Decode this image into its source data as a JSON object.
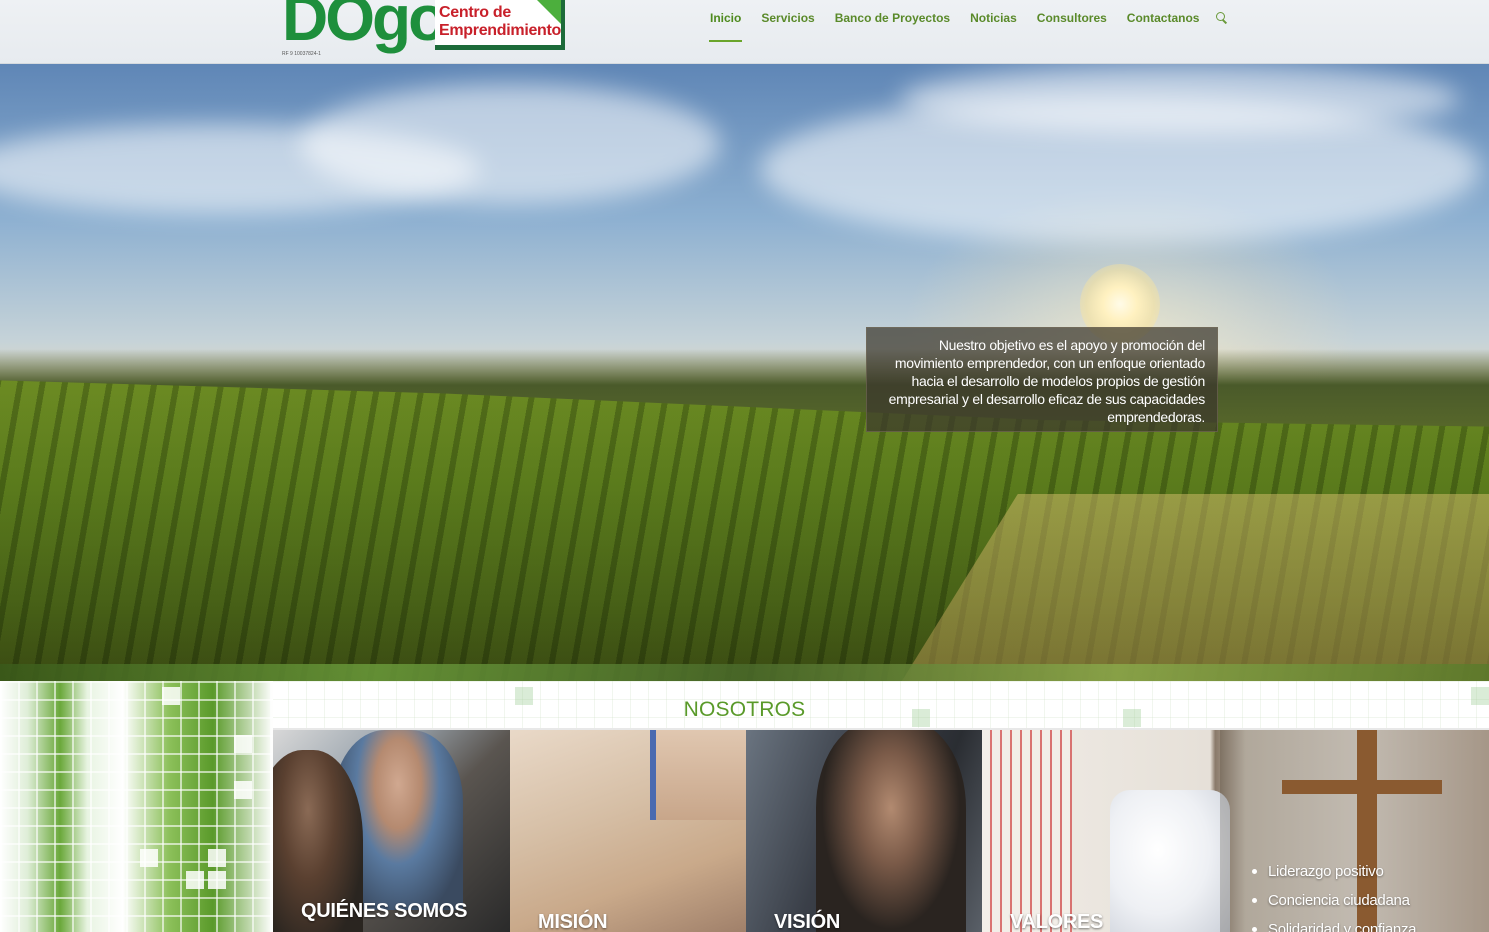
{
  "header": {
    "logo": {
      "wordmark": "DOgo",
      "tagline_line1": "Centro de",
      "tagline_line2": "Emprendimiento",
      "registry": "RF 9 10037824-1"
    },
    "nav": [
      {
        "label": "Inicio",
        "active": true
      },
      {
        "label": "Servicios",
        "active": false
      },
      {
        "label": "Banco de Proyectos",
        "active": false
      },
      {
        "label": "Noticias",
        "active": false
      },
      {
        "label": "Consultores",
        "active": false
      },
      {
        "label": "Contactanos",
        "active": false
      }
    ],
    "search_icon": "search-icon"
  },
  "hero": {
    "caption": "Nuestro objetivo es el apoyo y promoción del movimiento emprendedor, con un enfoque orientado hacia el desarrollo de modelos propios de gestión empresarial y el desarrollo eficaz de sus capacidades emprendedoras."
  },
  "nosotros": {
    "title": "NOSOTROS",
    "cards": [
      {
        "label": "QUIÉNES SOMOS"
      },
      {
        "label": "MISIÓN"
      },
      {
        "label": "VISIÓN"
      },
      {
        "label": "VALORES"
      }
    ],
    "values": [
      "Liderazgo positivo",
      "Conciencia ciudadana",
      "Solidaridad y confianza"
    ]
  },
  "colors": {
    "accent": "#5a9a2a",
    "logo_red": "#c8202a",
    "logo_green": "#1e8f3c"
  }
}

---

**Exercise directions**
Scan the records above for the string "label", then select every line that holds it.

**Written reply**
        "label": "Inicio",
        "label": "Servicios",
        "label": "Banco de Proyectos",
        "label": "Noticias",
        "label": "Consultores",
        "label": "Contactanos",
        "label": "QUIÉNES SOMOS"
        "label": "MISIÓN"
        "label": "VISIÓN"
        "label": "VALORES"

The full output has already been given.